Worshiping, Growing, and Learning
Yesterday, biology professors Randy Moore and Sehoya Cotner raised the concern that workshops focused on evolution-related training do not reach creationism-based biology teachers. Today, we'd like to focus on BioLogos' efforts to address that divide through our Biology by the Sea workshops.
Growing in Faith
As he endeavored to learn more, David was intrigued by Francis Collins book The Language of God because Francis did not present evolution as a rival theory to Christian faith, but as something that described God's method of creation.
The Creation of Beauty
Physical death is a necessary and, perhaps, disconcerting element of the evolutionary process for many Christians. It is difficult to imagine a perfect and loving God designing such a universe where forces such as natural death and entropy operate.
The Source of Human Value
In this video, physicist Ard Louis describes that our value and purpose do not come from whether or not we were created by an evolutionary mechanism. Evolution may tell us something about how we were created, but it is not the source of our worth.
A Young Earth Creationist's Perspective
In this video, Aaron Daly offers his thoughts on theistic evolution, creation, and how Christians should handle disagreements over these issues. Most of all, Aaron highlights the need for love in our discussions with one another, especially when we disagree.
From the Dust: The Book of Genesis
It is our sincere hope that, above all else, the film can become a focal point for some of the big questions that inevitably arise at the intersection of science and faith.
A Pastor's Perspective on Death and Evolution
If death did not exist before Adam and Eve, how could God have used evolution to create man? And what about predators and natural catastrophes such as the mass extinction of the dinosaurs?
Philip Yancey on "What Good is God?"

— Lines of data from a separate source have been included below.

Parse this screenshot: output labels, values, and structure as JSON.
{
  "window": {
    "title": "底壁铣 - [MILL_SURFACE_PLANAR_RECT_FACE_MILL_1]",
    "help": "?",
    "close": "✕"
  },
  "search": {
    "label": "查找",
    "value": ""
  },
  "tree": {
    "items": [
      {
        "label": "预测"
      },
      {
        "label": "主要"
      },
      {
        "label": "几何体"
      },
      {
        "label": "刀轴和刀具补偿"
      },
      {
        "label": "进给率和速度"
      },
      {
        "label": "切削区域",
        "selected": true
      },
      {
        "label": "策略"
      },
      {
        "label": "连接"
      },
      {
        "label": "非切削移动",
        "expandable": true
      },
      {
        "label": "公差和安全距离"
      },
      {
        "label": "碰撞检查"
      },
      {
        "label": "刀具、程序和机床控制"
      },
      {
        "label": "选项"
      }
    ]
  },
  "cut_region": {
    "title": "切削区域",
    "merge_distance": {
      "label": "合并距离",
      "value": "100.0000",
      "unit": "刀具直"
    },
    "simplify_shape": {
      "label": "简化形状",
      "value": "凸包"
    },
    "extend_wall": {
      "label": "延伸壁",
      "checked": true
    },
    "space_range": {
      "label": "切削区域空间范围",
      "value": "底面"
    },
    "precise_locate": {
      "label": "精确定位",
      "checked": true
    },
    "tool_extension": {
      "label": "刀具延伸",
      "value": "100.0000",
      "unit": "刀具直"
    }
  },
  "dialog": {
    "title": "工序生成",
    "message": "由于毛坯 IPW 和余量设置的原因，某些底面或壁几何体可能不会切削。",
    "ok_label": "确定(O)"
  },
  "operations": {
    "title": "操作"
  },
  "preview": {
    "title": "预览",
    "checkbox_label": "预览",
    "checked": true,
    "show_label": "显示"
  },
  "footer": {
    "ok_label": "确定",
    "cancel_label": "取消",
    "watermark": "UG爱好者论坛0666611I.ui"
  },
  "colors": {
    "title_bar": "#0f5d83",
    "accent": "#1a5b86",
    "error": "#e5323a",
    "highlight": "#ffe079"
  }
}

In this video “Conversation,” Philip Yancey explains that on the way home from a trip to Mumbai, India, during which terrorists attacked the city, he began to form a list of the challenging situations he has experienced.

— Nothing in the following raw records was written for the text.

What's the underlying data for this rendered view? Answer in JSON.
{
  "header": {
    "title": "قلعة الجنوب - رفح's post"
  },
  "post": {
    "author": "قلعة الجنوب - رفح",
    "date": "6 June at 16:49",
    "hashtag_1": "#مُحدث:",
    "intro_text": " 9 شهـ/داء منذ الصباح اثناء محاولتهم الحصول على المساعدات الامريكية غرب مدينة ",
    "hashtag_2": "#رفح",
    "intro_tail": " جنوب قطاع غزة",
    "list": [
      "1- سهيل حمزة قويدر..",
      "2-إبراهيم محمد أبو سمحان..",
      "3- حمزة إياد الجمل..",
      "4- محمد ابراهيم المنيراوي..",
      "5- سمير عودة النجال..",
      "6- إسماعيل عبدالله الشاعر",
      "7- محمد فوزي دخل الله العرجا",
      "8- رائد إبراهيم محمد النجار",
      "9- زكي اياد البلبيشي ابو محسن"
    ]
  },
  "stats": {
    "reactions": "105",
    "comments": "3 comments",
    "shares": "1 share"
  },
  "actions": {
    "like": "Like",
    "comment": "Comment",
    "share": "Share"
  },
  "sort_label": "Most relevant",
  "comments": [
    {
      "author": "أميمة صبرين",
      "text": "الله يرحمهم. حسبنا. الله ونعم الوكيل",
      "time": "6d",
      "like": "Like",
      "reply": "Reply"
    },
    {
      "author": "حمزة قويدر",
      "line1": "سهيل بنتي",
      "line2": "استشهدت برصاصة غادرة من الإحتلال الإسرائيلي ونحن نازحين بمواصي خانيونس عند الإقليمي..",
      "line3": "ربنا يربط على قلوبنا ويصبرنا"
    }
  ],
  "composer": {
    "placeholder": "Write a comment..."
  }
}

America’s Culture Wars: A Different Perspective
In this video Conversation, Rev. N.T. Wright responds to the controversy in evangelicalism about evolution. Is this a “culture war” issue?
What Do You Mean by ‘Literal’?
In this video Conversation, Rev. N.T. Wright responds to the question, “If you take Genesis in a non-literal fashion, especially the creation stories, why take anything in the Bible literally—such as the Gospels? Do you take the Gospels literally?”
On the Creation Account
To understand and apply Genesis 1 correctly, we have to consider issues of genre and intention. Too often these chapters are read as if they present a purely straightforward historical and even scientific account of cosmic and human origins.
The Danger of Preaching on Genesis
In this video Conversation, Joel Hunter acknowledges the risk that pastors take when preaching on Genesis—and in particular, when they approach it with an attitude of humility, allowing the possibility that the text was not meant to be understood in literal terms.
My Faith Shouldn’t Be Alive (But It Is, and Here’s Why)
By all accounts, my faith should have perished the moment I started asking questions about faith and science. All my life I’d been taught that I had to choose—between believing the Bible and believing my science book, between honoring God and embracing evolution.
Science, Scripture, and the Creation Narrative
In these two brief video Conversations, John Walton discusses the problem of trying to integrate ancient scripture with our modern worldview.
On Genesis 2 and 3
In this video Conversation, N.T. Wright explores how the ancient Jewish audience read Genesis before and up to the time that Jesus arrived. He asserts that readers of Genesis today who focus simply on the number of days of creation and whether there is evidence in the text pointing to an old or new earth—are in effect not reading the complete text.
John Walton offers some important reminders in this video with regard to how we should approach a reading of the book of Genesis. While it is a text that is written for us—in the sense that it was written for all people in all times and places—it was not written to us.